Task item
Find how many lines of the entries contain the word "this", then report that figure alone.

Material supplied
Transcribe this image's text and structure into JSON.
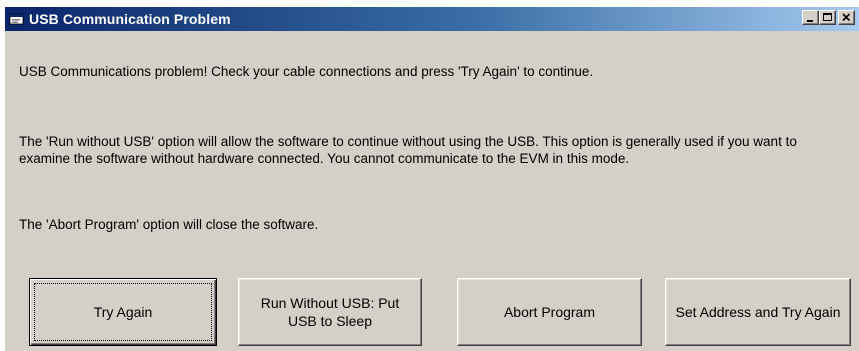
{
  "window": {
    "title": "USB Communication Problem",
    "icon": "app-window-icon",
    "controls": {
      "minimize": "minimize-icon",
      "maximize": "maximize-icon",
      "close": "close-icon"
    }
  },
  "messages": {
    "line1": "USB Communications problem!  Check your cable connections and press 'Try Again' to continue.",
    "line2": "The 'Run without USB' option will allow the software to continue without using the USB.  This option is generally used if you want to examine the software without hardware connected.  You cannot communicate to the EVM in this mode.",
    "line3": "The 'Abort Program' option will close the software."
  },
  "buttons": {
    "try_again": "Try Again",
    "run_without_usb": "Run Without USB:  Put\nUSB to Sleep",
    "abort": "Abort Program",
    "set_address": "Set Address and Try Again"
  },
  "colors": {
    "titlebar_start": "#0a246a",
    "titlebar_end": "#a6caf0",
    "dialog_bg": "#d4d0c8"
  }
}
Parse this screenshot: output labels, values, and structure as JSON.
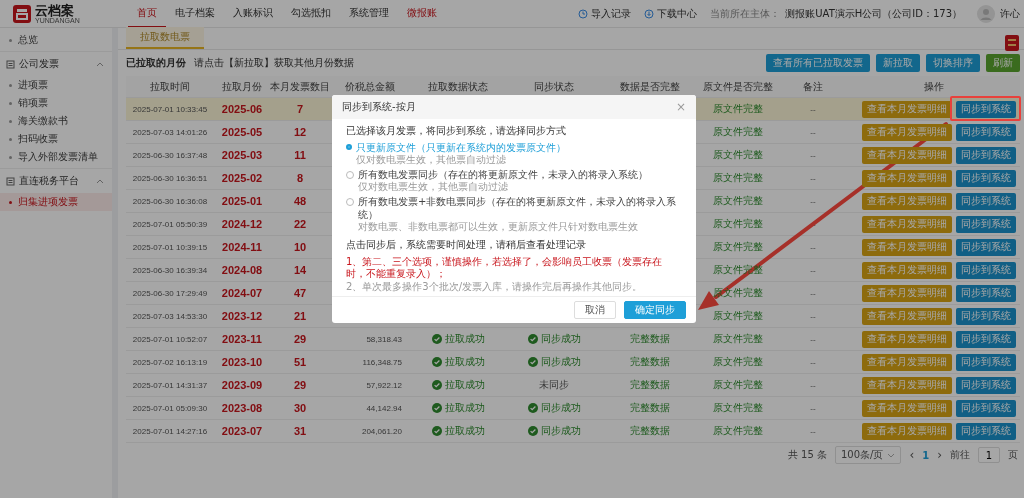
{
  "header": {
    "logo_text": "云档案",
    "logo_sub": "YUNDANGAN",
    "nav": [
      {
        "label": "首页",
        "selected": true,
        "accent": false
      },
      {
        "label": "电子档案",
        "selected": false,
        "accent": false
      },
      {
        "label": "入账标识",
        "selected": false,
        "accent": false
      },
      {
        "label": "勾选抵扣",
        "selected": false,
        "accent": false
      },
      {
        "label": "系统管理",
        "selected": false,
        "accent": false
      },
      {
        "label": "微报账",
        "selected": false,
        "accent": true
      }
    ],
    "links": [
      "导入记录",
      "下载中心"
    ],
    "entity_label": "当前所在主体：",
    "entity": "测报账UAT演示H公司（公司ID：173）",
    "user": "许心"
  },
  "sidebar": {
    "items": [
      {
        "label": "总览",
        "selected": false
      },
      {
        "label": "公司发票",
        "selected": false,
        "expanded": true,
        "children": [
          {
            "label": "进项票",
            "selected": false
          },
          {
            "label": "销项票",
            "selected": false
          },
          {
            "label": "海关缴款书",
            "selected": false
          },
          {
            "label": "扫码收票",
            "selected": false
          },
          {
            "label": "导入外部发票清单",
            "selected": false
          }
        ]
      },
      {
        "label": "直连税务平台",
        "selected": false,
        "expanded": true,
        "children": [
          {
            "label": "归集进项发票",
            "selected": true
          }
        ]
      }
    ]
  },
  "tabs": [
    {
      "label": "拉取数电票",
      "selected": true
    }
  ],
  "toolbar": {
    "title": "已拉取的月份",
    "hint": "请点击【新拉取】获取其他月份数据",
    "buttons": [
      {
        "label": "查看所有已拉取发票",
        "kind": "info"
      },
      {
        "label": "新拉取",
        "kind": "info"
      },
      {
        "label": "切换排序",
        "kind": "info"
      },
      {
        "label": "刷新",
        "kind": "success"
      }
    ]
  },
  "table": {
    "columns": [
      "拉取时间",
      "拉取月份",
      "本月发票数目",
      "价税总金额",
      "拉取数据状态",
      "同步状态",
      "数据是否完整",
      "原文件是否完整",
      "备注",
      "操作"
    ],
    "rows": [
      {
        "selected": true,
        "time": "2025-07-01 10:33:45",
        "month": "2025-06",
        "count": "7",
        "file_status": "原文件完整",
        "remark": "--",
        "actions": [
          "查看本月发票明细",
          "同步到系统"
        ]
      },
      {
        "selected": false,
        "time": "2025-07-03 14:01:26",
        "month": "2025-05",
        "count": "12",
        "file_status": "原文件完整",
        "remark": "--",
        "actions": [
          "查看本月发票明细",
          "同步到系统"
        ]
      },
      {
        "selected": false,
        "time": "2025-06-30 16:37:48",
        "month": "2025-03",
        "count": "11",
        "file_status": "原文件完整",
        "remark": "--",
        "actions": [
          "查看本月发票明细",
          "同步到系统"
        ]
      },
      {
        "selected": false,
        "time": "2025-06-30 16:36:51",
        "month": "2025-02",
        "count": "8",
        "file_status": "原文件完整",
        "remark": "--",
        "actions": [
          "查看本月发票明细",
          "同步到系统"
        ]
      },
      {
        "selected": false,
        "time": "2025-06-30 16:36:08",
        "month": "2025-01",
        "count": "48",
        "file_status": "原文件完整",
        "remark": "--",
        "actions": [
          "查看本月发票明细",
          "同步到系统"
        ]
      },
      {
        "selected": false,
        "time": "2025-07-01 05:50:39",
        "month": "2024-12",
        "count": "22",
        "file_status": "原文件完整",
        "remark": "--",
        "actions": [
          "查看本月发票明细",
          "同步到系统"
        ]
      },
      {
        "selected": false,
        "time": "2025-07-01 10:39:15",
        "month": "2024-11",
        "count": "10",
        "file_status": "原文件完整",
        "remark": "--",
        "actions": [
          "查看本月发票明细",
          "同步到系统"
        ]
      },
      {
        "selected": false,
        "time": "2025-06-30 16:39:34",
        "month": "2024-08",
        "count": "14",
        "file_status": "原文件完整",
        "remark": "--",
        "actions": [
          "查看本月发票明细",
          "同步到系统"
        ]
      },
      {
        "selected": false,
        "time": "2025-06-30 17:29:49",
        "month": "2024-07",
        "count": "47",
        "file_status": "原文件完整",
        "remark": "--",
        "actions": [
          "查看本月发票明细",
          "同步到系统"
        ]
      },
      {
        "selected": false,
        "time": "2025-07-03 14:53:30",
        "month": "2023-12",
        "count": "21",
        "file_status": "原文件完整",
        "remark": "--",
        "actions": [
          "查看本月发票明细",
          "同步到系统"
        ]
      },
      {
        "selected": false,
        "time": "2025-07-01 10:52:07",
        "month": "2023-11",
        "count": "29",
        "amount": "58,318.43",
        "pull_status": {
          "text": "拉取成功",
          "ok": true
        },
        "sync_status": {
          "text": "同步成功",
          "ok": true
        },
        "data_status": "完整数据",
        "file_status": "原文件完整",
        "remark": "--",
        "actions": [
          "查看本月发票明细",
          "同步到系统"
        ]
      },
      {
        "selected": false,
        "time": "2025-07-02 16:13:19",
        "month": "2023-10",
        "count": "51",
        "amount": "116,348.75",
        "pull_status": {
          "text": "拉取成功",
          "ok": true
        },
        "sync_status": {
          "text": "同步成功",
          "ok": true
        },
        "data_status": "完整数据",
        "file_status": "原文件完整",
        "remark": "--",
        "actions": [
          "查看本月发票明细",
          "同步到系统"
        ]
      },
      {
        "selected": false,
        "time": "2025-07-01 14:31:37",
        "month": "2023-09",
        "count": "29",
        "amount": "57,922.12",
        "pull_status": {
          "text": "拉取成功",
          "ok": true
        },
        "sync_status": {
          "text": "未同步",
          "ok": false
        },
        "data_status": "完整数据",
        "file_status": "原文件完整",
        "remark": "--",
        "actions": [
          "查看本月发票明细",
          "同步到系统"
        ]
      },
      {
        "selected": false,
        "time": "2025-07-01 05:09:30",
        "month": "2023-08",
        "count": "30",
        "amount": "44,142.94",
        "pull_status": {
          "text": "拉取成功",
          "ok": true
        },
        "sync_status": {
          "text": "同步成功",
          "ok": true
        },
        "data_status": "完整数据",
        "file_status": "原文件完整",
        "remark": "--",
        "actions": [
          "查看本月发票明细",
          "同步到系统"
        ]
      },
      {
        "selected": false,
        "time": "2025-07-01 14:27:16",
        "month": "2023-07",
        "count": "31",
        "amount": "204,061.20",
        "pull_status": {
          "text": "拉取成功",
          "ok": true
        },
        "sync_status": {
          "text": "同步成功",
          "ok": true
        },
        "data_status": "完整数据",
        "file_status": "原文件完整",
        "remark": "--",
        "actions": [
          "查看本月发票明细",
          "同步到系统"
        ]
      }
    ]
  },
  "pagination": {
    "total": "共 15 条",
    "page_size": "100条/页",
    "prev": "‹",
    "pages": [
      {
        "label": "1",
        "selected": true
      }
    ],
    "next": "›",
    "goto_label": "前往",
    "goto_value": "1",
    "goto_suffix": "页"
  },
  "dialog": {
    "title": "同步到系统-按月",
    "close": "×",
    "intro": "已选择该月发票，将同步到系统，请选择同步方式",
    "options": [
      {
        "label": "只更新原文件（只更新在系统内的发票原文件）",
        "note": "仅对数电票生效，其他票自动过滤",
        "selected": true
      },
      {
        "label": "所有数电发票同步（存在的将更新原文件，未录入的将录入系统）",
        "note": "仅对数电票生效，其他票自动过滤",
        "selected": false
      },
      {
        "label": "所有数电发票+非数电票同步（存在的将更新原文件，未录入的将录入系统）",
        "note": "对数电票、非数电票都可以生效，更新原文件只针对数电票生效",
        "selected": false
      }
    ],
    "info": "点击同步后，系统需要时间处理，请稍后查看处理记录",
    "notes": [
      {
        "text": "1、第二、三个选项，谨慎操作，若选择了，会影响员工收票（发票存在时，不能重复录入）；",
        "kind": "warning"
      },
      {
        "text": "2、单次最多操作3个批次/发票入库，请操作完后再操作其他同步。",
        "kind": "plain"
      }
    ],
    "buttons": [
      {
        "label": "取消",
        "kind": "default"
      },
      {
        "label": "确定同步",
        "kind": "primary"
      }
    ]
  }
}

Completed exercise
3